Saturn's two-faced moon hosts extraordinary avalanches that cascade much longer than they should. Figuring out what makes them flow might help scientists better understand landslides on Earth.
Even among the fantastic variety that can be found in our Solar System, icy Iapetus is an odd duck. Saturn’s third-largest moon is half black, half white, a dichotomy that made it seem as though the moon vanished for half its orbit when discovered in 1671 by Giovanni Domenico Cassini. Iapetus also has an oddly squashed appearance, an equatorial bulging that could be explained if the moon revolved once every 16 hours — but Iapetus revolves once every 72 days. And on top of that, a mountainous ridge as high as 12 miles (more than twice the elevation of Mount Everest) circles much of the moon’s equator and makes it look like a giant walnut.
Now planetary scientists have another feature to add to the list of Iapetian oddities. While looking at high-resolution Cassini images, graduate student Kelsi Singer (Washington University in St. Louis) found evidence of 30 avalanches on Iapetus. Oddly, these chaotic cascades are much longer than they should be, a characteristic that may help scientists understand similar landslides on Earth.
As rock tumbles down a slope in an ordinary landslide, gravitational potential energy turns into ferocious motion that bulldozes just about anything in its way. Friction typically slows the rock to a stop before it can cover horizontal ground more than twice the height that it fell. But in sturzstroms (German for “falling stream”), a landslide becomes nearly unstoppable, flowing rather than sliding or tumbling, sometimes along nearly horizontal surfaces or even uphill. Sturzstroms can travel as much as 10 times their drop height. On Iapetus’s rugged terrain, that can result in landslides that surge as far as 80 km (50 miles).
An ice-moon might be an unlikely place to look when trying to understand sturzstroms on Earth. After all, we’re familiar with the slippery ice that has been the downfall of many a skater in the rink, so we would expect rocky landslides to be very different from icy avalanches on Iapetus. But Iapetus lives in a different part of the solar system, one on which it’s typically –280° Fahrenheit. At such low temperatures, ice is no more slippery than beach sand, which makes Iapetus a good laboratory for understanding sturzstroms on Earth.
Sturzstroms must stream along with reduced friction, but how? Geologists have at least nine different working theories — the leading one proposes that the avalanching material generates sound waves, changes in pressure that help the rock slip downward.
If sound waves are to blame, then geologists expect to see a trend — the bigger the avalanche, the more slippery the falling material. But on Iapetus, even the biggest avalanches are no more slippery than their smaller cousins.
“[The sound wave theory] is a fascinating possibility for landslides, and it is not ruled out completely by our data, but it is not required to explain our data either,” says Singer.
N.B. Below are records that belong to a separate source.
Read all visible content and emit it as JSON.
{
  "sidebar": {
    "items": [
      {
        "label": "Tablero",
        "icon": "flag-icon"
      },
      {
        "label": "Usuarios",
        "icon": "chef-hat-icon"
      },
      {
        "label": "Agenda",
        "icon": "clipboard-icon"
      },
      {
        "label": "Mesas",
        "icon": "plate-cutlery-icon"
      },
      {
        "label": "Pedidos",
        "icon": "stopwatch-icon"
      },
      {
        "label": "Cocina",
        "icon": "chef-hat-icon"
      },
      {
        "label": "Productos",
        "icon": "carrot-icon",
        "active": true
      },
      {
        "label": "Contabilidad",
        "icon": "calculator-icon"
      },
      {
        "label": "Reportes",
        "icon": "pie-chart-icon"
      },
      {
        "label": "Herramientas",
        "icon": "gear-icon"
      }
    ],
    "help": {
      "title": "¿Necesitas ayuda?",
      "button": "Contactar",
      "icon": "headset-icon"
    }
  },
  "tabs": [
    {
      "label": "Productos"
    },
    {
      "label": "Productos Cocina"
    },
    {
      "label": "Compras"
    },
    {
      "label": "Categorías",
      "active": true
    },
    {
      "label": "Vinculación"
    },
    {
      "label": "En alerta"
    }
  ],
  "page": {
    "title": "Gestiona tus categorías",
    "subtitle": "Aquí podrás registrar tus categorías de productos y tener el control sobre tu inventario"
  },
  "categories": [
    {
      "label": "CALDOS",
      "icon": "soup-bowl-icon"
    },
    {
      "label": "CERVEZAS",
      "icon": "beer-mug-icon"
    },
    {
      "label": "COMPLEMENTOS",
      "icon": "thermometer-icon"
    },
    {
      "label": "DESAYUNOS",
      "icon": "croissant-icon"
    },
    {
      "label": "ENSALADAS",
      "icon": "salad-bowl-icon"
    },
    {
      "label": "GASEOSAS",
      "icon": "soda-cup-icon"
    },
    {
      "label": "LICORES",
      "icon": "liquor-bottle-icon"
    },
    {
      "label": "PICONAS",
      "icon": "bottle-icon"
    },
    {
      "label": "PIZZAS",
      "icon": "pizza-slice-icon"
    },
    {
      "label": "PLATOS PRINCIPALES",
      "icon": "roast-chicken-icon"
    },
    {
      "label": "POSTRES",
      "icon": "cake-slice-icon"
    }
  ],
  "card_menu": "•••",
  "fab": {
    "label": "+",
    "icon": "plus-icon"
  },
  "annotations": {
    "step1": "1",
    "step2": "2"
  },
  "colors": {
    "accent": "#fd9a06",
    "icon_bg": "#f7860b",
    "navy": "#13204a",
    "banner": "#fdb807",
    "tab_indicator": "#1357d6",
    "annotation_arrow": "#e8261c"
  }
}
Instead, as detailed online in July 29th’s Nature Geoscience, Singer and her colleagues prefer a simple explanation called “flash heating.” As the falling surface rubs past the mountainside, the friction of the fall heats the ice enough to make it slippery — but not enough to melt it. The scientists suggest that even mildly heating the ice would transform the frigid, beach-sand ice into the slippery stuff we’re more familiar with. A similar flash heating mechanism might explain Earthbound sturzstroms, a claim supported by the discovery of melted rock found near landslide sites on Earth, imaginatively named “frictionite.”
Singer emphasizes that more observations are necessary. Iapetus’s low gravity might affect the results, so observations of avalanches on other icy bodies would help firm up the conclusions. Experiments in the lab could also test whether rapid motion makes super-cold ice more slippery.
“One of the exciting things about getting new data for the outer solar system is that we find interesting things we don’t expect,” says Singer. “We didn’t expect to find these fantastic landslides on Iapetus, but we were very excited that we did!”